You will feel your breathe move more into your chest as the belly remains still.  Breathing naturally and maintaining the awareness of the lower belly bracing on your next inhale extend opposite arm to leg out along the floor. As you exhale return to the starting position, arms by your sides, knees bent. Then inhale to switch sides. Continue to go side to side with the breath for about 1 minute.

As you do this movement avoid letting the hips rock or the lower back overarch or flatten. The arms and legs are moving but the torso, lower back and pelvis remain still throughout.

To make this movement more challenging, you can explore hovering the heel away from the floor.

Supine opposite arm to leg extension pose

 

Toe Taps

For toe taps start by lying on your back, bringing your knees up over your hips, shins parallel to the floor and the feet flexed, as if you were sitting in a chair.

Avoid allowing your lower back to hyper-arch away from the floor but also do not flatten your lower back down – try to find a neutral curve in your lower back. At the same time, bring your hands to the skin to the inside of your hip points. Feel for narrowing the frontal hip points and drawing the lower belly in and up. Both these actions will ensure that the transverse abdominals and the multifidi are switching on.

Inhale, and as you exhale lower your right foot towards the floor, tapping the toes whilst keeping the knee bent and minimising any movment in the lower back or hips. On an inhale return to the starting position. Continue going side-to-side for about 1 minute.

If this proves difficult to control and your lower back is starting to over-arch or your abdominals start to bulge out, explore not lowering the legs as far, maybe hovering the foot a few inches from the floor as you lower.

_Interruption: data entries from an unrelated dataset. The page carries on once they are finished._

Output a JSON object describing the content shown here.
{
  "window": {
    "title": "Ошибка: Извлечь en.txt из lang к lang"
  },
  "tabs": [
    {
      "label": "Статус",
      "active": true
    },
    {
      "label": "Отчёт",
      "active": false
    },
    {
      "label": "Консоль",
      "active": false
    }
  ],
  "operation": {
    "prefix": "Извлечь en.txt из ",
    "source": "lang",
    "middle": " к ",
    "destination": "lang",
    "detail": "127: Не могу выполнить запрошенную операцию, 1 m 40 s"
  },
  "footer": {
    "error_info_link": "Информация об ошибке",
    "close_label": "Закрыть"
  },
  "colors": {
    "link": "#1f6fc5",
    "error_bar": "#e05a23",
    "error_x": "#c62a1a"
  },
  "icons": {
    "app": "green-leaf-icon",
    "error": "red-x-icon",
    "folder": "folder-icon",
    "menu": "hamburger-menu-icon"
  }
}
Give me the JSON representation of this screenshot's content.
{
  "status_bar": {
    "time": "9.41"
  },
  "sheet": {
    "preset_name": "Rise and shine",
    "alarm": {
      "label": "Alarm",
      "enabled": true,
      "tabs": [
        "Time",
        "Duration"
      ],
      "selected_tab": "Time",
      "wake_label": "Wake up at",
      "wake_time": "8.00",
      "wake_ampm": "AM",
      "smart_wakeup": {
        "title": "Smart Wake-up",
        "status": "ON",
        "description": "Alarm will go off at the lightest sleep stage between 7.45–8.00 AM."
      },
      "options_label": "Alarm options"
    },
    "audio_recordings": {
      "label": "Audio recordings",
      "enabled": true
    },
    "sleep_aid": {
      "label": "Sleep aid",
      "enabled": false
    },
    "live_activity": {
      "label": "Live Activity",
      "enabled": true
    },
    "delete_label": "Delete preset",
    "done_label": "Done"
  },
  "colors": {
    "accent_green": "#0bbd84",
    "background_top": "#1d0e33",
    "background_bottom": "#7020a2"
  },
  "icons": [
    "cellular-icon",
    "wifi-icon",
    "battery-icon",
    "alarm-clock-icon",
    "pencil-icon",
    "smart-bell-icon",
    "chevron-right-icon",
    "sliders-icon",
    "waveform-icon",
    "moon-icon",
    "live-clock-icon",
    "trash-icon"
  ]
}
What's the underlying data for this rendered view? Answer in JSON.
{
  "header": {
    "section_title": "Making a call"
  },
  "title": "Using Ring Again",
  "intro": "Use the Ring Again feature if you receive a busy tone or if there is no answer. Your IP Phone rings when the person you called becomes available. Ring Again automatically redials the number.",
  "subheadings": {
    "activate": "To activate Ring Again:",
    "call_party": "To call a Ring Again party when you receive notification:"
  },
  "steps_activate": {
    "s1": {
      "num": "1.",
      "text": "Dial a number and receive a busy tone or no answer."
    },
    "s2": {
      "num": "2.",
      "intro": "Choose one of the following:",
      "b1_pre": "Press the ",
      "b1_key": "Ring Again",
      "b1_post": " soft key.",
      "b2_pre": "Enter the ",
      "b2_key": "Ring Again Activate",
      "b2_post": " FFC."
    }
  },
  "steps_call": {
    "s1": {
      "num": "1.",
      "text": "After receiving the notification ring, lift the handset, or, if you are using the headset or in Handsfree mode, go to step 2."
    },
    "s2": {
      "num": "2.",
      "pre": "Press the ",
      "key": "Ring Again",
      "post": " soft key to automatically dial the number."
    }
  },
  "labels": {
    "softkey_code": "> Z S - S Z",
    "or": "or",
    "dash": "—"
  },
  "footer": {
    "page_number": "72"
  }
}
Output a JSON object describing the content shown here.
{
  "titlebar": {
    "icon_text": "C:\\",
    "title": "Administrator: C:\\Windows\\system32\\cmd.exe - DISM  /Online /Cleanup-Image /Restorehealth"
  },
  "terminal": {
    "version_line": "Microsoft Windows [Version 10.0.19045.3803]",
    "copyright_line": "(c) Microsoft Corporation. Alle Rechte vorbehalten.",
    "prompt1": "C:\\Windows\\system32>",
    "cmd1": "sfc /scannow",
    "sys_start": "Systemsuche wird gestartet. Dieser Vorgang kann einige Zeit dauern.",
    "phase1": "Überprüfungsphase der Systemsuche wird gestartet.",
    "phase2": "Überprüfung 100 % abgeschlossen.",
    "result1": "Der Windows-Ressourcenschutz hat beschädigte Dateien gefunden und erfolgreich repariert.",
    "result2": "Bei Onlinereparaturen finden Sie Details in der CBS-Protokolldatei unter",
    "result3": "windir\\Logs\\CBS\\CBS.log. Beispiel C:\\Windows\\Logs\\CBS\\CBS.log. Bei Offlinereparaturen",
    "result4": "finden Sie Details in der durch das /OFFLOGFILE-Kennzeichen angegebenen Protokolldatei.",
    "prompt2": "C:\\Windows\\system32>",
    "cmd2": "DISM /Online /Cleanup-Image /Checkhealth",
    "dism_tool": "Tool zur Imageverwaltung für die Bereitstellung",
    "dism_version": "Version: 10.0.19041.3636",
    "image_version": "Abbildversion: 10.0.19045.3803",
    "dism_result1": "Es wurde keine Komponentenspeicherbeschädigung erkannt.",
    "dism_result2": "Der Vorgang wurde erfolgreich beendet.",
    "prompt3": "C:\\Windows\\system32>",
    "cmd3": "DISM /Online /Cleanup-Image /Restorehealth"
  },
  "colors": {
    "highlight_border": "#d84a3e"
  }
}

Alternatively if this becomes easy and you want more challenge try straightening out the leg that you lower, floating the leg 1-2 inches off the floor, all the while keeping your lower back, hips and torso still and steady.

 

Toe Taps

 

 

Bird-dog

Start in an all-fours position. Knees hip-width apart and hands under your shoulders with the fingers spread and knuckles rooting into the mat. Gently draw the shoulder blades down the back away from your ears.

Feel for bringing your spine into a neutral position (use a mirror if needed) with its natural, neutral curves intact. Become aware of a long line of energy from the crown of your head out to your tailbone.

To engage the the lower abdominal muscles imagine you are narrowing your waist as if to tie up a belt a couple of extra notches, and at the same time zipper the lower belly from the pubic bone up to the naval. Maintain this abdominal bracing as you continue to breathe steadily in and out through your nose.

Keeping your lower back long in neutral (don’t allow it to overarch), on an inhale slide your right leg back behind you. Lift the leg only as far as you can whilst maintaining length in your lower back and keeping your hips square to the floor.

For more challenge you can reach the opposite arm forwards, spinning the palm to face inwards (like you’re going to shake someone’s hand) keeping the shoulders away from the ears.

Hold for 5 breaths. As you next exhale lower the right leg (and arm if lifted) back to the starting position. Inhale to switch sides. You can also vary this work by moving more fluidly with the breath, going side-to-side for about 1 minute.

Bird-dog

 

Image credits: Tummee